[Opening RECORDS SHOWN section]
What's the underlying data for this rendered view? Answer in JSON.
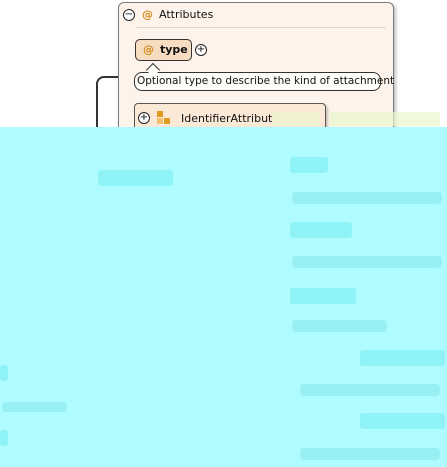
{
  "attributes_box": {
    "title": "Attributes",
    "collapse_symbol": "⊖",
    "attribute_marker": "@"
  },
  "type_attribute": {
    "label": "type",
    "marker": "@",
    "expand_symbol": "+"
  },
  "tooltip": {
    "text": "Optional type to describe the kind of attachment"
  },
  "identifier_group": {
    "label": "IdentifierAttribut",
    "expand_symbol": "+"
  },
  "icons": {
    "collapse": "collapse-circle-icon",
    "expand": "expand-circle-icon",
    "attribute": "at-sign-icon",
    "group": "attribute-group-icon"
  },
  "colors": {
    "box_background": "#fdf3ea",
    "pill_background": "#f6dcc0",
    "attribute_marker": "#d48a1a",
    "overlay": "#aefcff"
  }
}
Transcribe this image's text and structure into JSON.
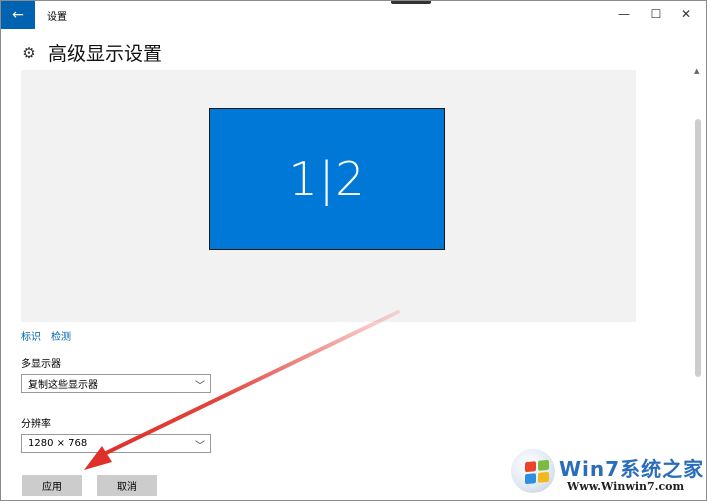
{
  "window": {
    "title": "设置",
    "back_icon": "←",
    "minimize_icon": "—",
    "maximize_icon": "☐",
    "close_icon": "✕"
  },
  "page": {
    "title": "高级显示设置",
    "gear_icon": "⚙"
  },
  "preview": {
    "monitor_label": "1|2",
    "monitor_color": "#0078d7"
  },
  "links": {
    "identify": "标识",
    "detect": "检测"
  },
  "multi_display": {
    "label": "多显示器",
    "value": "复制这些显示器"
  },
  "resolution": {
    "label": "分辨率",
    "value": "1280 × 768"
  },
  "buttons": {
    "apply": "应用",
    "cancel": "取消"
  },
  "watermark": {
    "title": "Win7系统之家",
    "url": "Www.Winwin7.com"
  },
  "colors": {
    "accent": "#0063b1",
    "arrow": "#e0302a"
  }
}
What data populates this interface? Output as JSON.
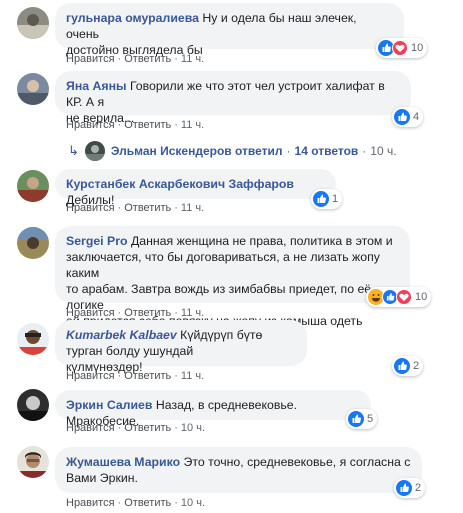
{
  "action_labels": {
    "like": "Нравится",
    "reply": "Ответить"
  },
  "comments": [
    {
      "author": "гульнара омуралиева",
      "text_line1": "Ну и одела бы наш элечек, очень",
      "text_line2": "достойно выглядела бы",
      "time": "11 ч.",
      "reaction_count": "10",
      "reaction_icons": [
        "like-icon",
        "love-icon"
      ]
    },
    {
      "author": "Яна Аяны",
      "text_line1": "Говорили же что этот чел устроит халифат в КР. А я",
      "text_line2": "не верила...",
      "time": "11 ч.",
      "reaction_count": "4",
      "reaction_icons": [
        "like-icon"
      ],
      "replies_summary": {
        "replier": "Эльман Искендеров ответил",
        "count": "14 ответов",
        "time": "10 ч."
      }
    },
    {
      "author": "Курстанбек Аскарбекович Заффаров",
      "text_line1": "Дебилы!",
      "time": "11 ч.",
      "reaction_count": "1",
      "reaction_icons": [
        "like-icon"
      ]
    },
    {
      "author": "Sergei Pro",
      "text_line1": "Данная женщина не права, политика в этом и",
      "text_line2": "заключается, что бы договариваться, а не лизать жопу каким",
      "text_line3": "то арабам. Завтра вождь из зимбабвы приедет, по её логике",
      "text_line4": "ей придется себе повязку на жопу из камыша одеть",
      "time": "11 ч.",
      "reaction_count": "10",
      "reaction_icons": [
        "haha-icon",
        "like-icon",
        "love-icon"
      ]
    },
    {
      "author": "Kumarbek Kalbaev",
      "text_line1": "Күйдүрүп бүтө турган болду ушундай",
      "text_line2": "күлмүнөздөр!",
      "time": "11 ч.",
      "reaction_count": "2",
      "reaction_icons": [
        "like-icon"
      ]
    },
    {
      "author": "Эркин Салиев",
      "text_line1": "Назад, в средневековье. Мракобесие.",
      "time": "10 ч.",
      "reaction_count": "5",
      "reaction_icons": [
        "like-icon"
      ]
    },
    {
      "author": "Жумашева Марико",
      "text_line1": "Это точно, средневековье, я согласна с",
      "text_line2": "Вами Эркин.",
      "time": "10 ч.",
      "reaction_count": "2",
      "reaction_icons": [
        "like-icon"
      ]
    }
  ],
  "colors": {
    "author": "#385898",
    "bubble": "#f2f3f5",
    "like": "#1877f2",
    "love": "#f33e58",
    "haha": "#f7b125"
  }
}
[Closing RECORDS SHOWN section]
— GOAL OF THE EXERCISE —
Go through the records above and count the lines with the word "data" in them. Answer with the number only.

— COMPLETED EXERCISE —
2